The fact that the Commissioner eventually loses or concedes a case is not sufficient to establish that a position is not substantially justified. Sokol v. Commissioner [Dec. 45,590], 92 T.C. 760, 767 (1989). To rule otherwise would "not only distort the truth but penalize and thereby discourage useful settlements." Pierce v. Underwood, supra at 568. The reasonableness of the Commissioner's position necessarily requires considering what the Commissioner knew at the time. Cf. Rutana v. Commissioner [Dec. 43,928], 88 T.C. 1329, 1334 (1987); DeVenney v. Commissioner [Dec. 42,533], 85 T.C. 927, 930 (1985).
Respondent's position was reasonable in light of the issue presented and the information that was available to her during the administrative and judicial proceedings.

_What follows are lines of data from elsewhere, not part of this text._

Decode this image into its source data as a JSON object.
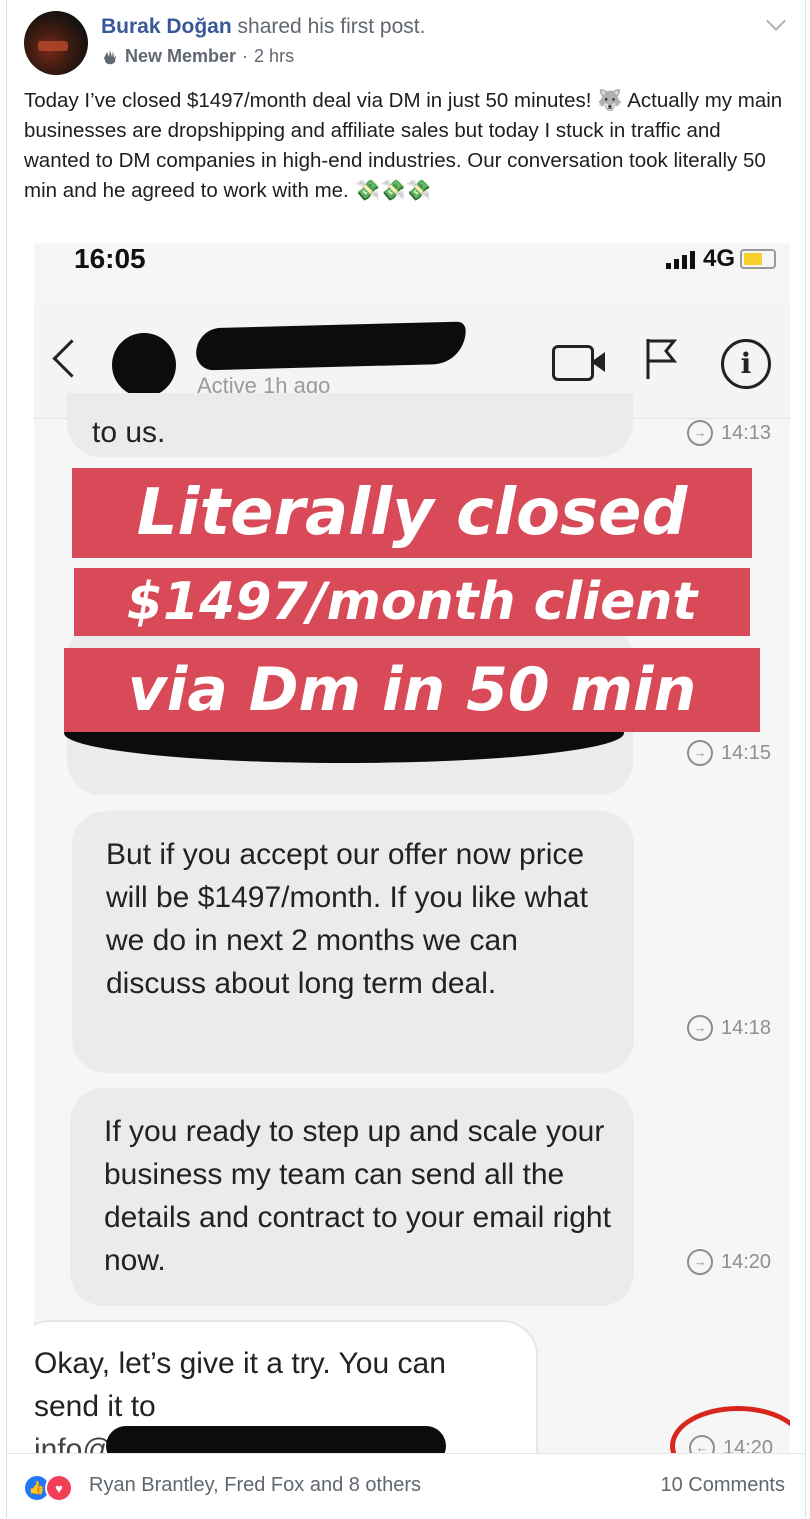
{
  "post": {
    "author": "Burak Doğan",
    "action": "shared his first post.",
    "badge": "New Member",
    "time": "2 hrs",
    "text": "Today I’ve closed $1497/month deal via DM in just 50 minutes! 🐺 Actually my main businesses are dropshipping and affiliate sales but today I stuck in traffic and wanted to DM companies in high-end industries. Our conversation took literally 50 min and he agreed to work with me. 💸💸💸"
  },
  "screenshot": {
    "status_time": "16:05",
    "network": "4G",
    "active_status": "Active 1h ago",
    "messages": [
      {
        "text": "to us.",
        "time": "14:13"
      },
      {
        "text": "",
        "time": "14:15"
      },
      {
        "text": "But if you accept our offer now price will be $1497/month. If you like what we do in next 2 months we can discuss about long term deal.",
        "time": "14:18"
      },
      {
        "text": "If you ready to step up and scale your business my team can send all the details and contract to your email right now.",
        "time": "14:20"
      },
      {
        "text": "Okay, let’s give it a try. You can send it to",
        "time": "14:20"
      }
    ],
    "reply_partial": "info@",
    "banner": [
      "Literally closed",
      "$1497/month client",
      "via Dm in 50 min"
    ]
  },
  "footer": {
    "reactions": "Ryan Brantley, Fred Fox and 8 others",
    "comments": "10 Comments"
  },
  "colors": {
    "link": "#385898",
    "banner": "#d94a58",
    "like": "#2078f4",
    "love": "#f33e58"
  }
}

See, e.g., Harrison v. Commissioner [88-2 USTC ╤ 9478], 854 F.2d 263 (7th Cir. 1988) (concession approximately 6 months after answer filed, after respondent had an opportunity to verify information, held reasonable), affg. [Dec. 43,664(M)] T.C. Memo. 1987-52; Wickert v. Commissioner [88-1 USTC ╤ 9241], 842 F.2d 1005 (8th Cir. 1988) (concession 10 days after filing of answer, although it took several months to draft the stipulation of settlement, held to be reasonable), affg. [Dec. 43,160] T.C. Memo. 1986-277; Ashburn v. United States [84-2 USTC ╤ 9761], 740 F.2d 843 (11th Cir. 1984) (11-month delay in conceding case not unreasonable because the issues were not simple); White v. United States [84-2 USTC ╤ 9762], 740 F.2d 836, 842 (11th Cir. 1984) (concession of issue 3 months after issue raised was reasonable).
In conclusion, we hold that respondent's administrative and judicial position was substantially justified; i.e., respondent's position had a reasonable basis in both fact and law. Consequently, we will deny petitioners' Motion for Litigation and Administrative Costs pursuant to section 7430 and Rule 231.
To reflect the foregoing,
An appropriate order and decision will be entered.